(DATA FOR THIS EXERCISE begins)

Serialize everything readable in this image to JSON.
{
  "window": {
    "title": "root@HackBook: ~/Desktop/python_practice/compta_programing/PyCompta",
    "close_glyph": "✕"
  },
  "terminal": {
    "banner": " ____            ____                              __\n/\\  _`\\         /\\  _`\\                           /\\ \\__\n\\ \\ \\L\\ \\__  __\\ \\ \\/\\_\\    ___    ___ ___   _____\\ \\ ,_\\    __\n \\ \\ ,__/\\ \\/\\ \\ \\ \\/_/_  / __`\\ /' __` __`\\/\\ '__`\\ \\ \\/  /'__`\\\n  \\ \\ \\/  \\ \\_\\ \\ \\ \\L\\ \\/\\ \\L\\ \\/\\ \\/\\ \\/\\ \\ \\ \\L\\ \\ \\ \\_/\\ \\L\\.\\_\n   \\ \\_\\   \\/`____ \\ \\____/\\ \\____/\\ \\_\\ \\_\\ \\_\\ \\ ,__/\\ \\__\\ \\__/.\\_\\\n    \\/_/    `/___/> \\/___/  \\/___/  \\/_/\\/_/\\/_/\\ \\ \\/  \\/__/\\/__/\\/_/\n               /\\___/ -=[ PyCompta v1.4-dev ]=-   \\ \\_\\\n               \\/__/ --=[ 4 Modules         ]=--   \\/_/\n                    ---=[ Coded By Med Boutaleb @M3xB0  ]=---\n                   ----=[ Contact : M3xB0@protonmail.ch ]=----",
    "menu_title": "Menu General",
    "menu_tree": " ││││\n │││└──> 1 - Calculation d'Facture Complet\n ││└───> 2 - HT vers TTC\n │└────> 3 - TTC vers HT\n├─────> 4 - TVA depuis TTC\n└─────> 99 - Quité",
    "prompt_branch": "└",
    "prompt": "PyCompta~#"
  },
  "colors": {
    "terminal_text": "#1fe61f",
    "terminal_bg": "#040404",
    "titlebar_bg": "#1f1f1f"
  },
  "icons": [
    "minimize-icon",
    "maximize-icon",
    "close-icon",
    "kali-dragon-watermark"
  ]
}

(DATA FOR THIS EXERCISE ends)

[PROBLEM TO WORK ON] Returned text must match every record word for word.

[COMPLETED EXERCISE]
Serialize everything readable in this image to JSON.
{
  "window": {
    "title": "root@HackBook: ~/Desktop/python_practice/compta_programing/PyCompta",
    "close_glyph": "✕"
  },
  "terminal": {
    "banner": " ____            ____                              __\n/\\  _`\\         /\\  _`\\                           /\\ \\__\n\\ \\ \\L\\ \\__  __\\ \\ \\/\\_\\    ___    ___ ___   _____\\ \\ ,_\\    __\n \\ \\ ,__/\\ \\/\\ \\ \\ \\/_/_  / __`\\ /' __` __`\\/\\ '__`\\ \\ \\/  /'__`\\\n  \\ \\ \\/  \\ \\_\\ \\ \\ \\L\\ \\/\\ \\L\\ \\/\\ \\/\\ \\/\\ \\ \\ \\L\\ \\ \\ \\_/\\ \\L\\.\\_\n   \\ \\_\\   \\/`____ \\ \\____/\\ \\____/\\ \\_\\ \\_\\ \\_\\ \\ ,__/\\ \\__\\ \\__/.\\_\\\n    \\/_/    `/___/> \\/___/  \\/___/  \\/_/\\/_/\\/_/\\ \\ \\/  \\/__/\\/__/\\/_/\n               /\\___/ -=[ PyCompta v1.4-dev ]=-   \\ \\_\\\n               \\/__/ --=[ 4 Modules         ]=--   \\/_/\n                    ---=[ Coded By Med Boutaleb @M3xB0  ]=---\n                   ----=[ Contact : M3xB0@protonmail.ch ]=----",
    "menu_title": "Menu General",
    "menu_tree": " ││││\n │││└──> 1 - Calculation d'Facture Complet\n ││└───> 2 - HT vers TTC\n │└────> 3 - TTC vers HT\n├─────> 4 - TVA depuis TTC\n└─────> 99 - Quité",
    "prompt_branch": "└",
    "prompt": "PyCompta~#"
  },
  "colors": {
    "terminal_text": "#1fe61f",
    "terminal_bg": "#040404",
    "titlebar_bg": "#1f1f1f"
  },
  "icons": [
    "minimize-icon",
    "maximize-icon",
    "close-icon",
    "kali-dragon-watermark"
  ]
}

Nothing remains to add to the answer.